The Big Picture

2 min read

Karl Stevens, graphic novelist

Karl Stevens Photo by Stephanie Mitchell

Karl Stevens spends each workday surrounded by art. Little wonder then, that after steeping in it for three years, some art inside him is trying to get out.

Stevens, a security guard at the Fogg Art Museum, has self-published his first graphic novel, “Guilty.”

The 64 pages of carefully drawn images tell the story of 20-something angst in the familiar settings around Cambridge and Boston. They tell the story of Ingrid and Mark, former lovers who meet by chance and whose subsequent tale is told in scenes ranging from the Fogg to Allston to a familiar local bar, the Cellar.

Stevens has been drawing as long as he can remember. He attended Montserrat College of Art and the Art Institute of Boston and has had illustrations published in The Boston Phoenix and in Legal Action Comics.

Stevens said he has never really been inspired by grand works of art and instead enjoys illuminating life’s neglected details. But it’s the chance to tell a story that draws him to the comic book and graphic novel medium.

“That’s what I’m more excited about, more than painting,” Stevens said. “I find I enjoy it a lot more, especially the writing.”

“Guilty” took shape over the past year and a half, with Stevens first fashioning a story line and then doing thumbnail sketches of the panels that would illustrate the story. He used his girlfriend and a friend as models for the main characters, photographed settings for the different scenes, and set to work drawing.

Stevens got a major boost in his graphic novel aspirations last year, when he received the Xeric Award, a grant from the Xeric Foundation, begun by a co-creator of Teenage Mutant Ninja Turtles, to help artists self-publish their work.

Stevens said self-publishing has been a challenge, but “Guilty” has been in local stores for two months and the 2,000 copies sitting in boxes in his closet are set for national distribution in the coming weeks.

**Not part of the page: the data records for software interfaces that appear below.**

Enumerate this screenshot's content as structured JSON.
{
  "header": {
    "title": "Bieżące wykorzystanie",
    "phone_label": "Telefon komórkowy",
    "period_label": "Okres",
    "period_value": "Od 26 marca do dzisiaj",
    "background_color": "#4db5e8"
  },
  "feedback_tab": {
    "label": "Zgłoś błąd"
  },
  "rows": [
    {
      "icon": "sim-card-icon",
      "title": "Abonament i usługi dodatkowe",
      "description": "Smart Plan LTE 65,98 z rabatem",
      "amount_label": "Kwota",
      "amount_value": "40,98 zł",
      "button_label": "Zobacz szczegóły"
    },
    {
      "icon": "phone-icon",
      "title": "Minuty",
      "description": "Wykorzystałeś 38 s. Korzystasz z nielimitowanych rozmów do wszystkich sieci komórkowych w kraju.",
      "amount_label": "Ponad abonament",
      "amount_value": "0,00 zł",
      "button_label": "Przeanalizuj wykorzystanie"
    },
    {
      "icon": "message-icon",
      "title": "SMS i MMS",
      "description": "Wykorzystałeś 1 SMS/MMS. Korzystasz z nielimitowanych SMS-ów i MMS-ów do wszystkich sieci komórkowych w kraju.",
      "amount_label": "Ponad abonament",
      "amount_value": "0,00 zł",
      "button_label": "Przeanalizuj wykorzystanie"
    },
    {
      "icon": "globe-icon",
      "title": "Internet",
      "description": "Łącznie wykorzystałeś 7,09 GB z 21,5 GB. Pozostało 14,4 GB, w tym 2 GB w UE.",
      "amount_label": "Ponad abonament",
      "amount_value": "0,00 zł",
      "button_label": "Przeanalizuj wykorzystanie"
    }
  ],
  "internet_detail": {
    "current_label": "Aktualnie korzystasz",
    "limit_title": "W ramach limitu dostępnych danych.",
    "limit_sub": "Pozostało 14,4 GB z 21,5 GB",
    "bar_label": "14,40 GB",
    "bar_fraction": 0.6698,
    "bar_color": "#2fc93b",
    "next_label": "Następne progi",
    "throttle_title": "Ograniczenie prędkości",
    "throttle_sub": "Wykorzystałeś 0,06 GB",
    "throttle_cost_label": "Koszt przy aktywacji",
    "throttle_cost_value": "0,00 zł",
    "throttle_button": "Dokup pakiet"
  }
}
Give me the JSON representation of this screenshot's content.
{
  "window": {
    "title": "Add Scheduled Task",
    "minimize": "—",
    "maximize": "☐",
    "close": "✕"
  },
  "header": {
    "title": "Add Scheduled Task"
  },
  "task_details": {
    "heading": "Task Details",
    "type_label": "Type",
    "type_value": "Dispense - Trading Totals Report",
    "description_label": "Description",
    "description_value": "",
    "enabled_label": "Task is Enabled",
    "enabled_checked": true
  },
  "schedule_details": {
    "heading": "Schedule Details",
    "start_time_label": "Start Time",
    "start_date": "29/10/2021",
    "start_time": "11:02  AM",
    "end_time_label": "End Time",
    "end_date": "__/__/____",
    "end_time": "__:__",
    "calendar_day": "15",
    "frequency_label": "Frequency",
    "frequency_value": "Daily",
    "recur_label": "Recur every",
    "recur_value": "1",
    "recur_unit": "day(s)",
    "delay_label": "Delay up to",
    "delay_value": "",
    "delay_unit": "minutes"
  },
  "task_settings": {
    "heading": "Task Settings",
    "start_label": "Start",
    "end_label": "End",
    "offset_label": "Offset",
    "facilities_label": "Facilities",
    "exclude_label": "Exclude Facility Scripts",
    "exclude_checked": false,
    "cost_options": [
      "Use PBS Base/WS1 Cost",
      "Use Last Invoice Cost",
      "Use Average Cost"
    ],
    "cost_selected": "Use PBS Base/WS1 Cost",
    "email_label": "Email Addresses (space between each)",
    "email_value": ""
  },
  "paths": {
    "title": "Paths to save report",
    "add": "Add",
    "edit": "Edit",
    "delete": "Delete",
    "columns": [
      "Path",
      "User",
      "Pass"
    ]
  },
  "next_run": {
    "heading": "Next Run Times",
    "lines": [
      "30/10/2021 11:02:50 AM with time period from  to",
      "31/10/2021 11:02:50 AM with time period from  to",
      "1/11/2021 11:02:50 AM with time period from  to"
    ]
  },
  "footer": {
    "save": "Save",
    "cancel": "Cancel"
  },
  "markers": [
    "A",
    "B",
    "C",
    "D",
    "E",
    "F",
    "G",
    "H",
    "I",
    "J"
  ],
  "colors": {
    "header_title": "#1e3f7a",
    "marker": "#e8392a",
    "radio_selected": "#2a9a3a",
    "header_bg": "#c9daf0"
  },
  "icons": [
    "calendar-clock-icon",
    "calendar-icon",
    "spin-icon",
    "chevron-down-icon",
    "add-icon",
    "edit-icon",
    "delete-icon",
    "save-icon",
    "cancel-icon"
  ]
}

He is hoping to sell his next work to a comics publisher rather than having to do it himself and is already at work. He doesn’t want to share many details, but said that at 70 pages for the first chapter, it’s shaping up to be an epic.